Continue Reading Update Your Style: Appellate Rules Committee Publishes Updated Style Manual and Guide to Appealability

In April 2017, the General Assembly moved primary (i.e., initial) appellate jurisdiction in termination of parental rights appeals from the Court of Appeals to the Supreme Court.  That change
Continue Reading Appellate Ping-Pong: General Assembly Sends Termination of Parental Rights Cases Back to Court of Appeals

In Dicesare v. Charlotte-Mecklenburg Hospital Authority, 2021 NCBC Order 10 (Apr. 6, 2021), the North Carolina Business Court determined that a trial court loses jurisdiction to rule on a
Continue Reading Business Court: Subsequently Filed Notice of Appeal Deprives Trial Court of Jurisdiction to Rule on Pending Rule 60(b)(6) Motion

Under Appellate Rule 10, the general rule is that appellate courts only decide issues properly raised, argued, and decided in the trial tribunal.  But exceptions to this general rule exist
Continue Reading Supreme Court Upholds Constitutionality of Another Error Preservation Statute

Desperately searching for COVID-safe CLE hours?  The North Carolina Court of Appeals is offering appellate continuing legal education courses until the end of February 2021.   According to the Court’s press
Continue Reading North Carolina Court of Appeals Offers Free Appellate CLE Courses
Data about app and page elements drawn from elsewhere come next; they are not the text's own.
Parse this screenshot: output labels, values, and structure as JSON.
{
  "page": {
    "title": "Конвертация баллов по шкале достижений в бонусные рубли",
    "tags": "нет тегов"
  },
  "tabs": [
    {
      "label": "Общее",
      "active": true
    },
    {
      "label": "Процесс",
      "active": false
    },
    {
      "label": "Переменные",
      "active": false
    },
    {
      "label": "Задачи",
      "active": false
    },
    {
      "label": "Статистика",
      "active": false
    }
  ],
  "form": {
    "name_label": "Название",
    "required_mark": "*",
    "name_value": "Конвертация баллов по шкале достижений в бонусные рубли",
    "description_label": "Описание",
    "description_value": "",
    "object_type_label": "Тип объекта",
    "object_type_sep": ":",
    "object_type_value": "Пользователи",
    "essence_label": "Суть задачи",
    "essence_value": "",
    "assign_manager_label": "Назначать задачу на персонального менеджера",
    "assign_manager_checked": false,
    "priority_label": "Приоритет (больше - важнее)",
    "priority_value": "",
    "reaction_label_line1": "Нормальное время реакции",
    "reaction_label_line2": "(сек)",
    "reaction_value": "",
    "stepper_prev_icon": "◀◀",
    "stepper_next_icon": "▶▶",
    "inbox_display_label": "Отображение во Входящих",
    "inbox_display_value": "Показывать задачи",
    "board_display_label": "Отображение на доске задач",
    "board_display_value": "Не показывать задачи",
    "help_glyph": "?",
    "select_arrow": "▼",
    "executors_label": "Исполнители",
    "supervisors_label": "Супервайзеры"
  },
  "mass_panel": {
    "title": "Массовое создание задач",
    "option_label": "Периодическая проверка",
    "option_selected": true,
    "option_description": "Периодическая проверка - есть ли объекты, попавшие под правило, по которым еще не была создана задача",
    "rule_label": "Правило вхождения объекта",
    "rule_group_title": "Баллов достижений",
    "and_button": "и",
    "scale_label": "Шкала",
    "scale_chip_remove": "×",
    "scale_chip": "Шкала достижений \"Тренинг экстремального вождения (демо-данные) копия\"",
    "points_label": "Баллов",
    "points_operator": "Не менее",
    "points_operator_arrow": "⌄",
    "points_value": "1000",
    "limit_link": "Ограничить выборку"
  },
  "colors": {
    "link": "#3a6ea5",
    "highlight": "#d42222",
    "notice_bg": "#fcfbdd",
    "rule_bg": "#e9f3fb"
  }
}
Precisely 364 days ago, Kip previewed  the coming of universal citations.   Twenty-eight days remain until universal citations assume a starring role in judicial opinions and briefs.   And to help practitioners
Continue Reading Universal Citations: Coming Soon to a Brief Near You

Those who have known me for any length of time know that for more than a decade I have really, really wanted the Supreme Court to give appellate practitioners clarification
Continue Reading Like Sands Through the Hourglass: Supreme Court Revises Transcript-Related Rules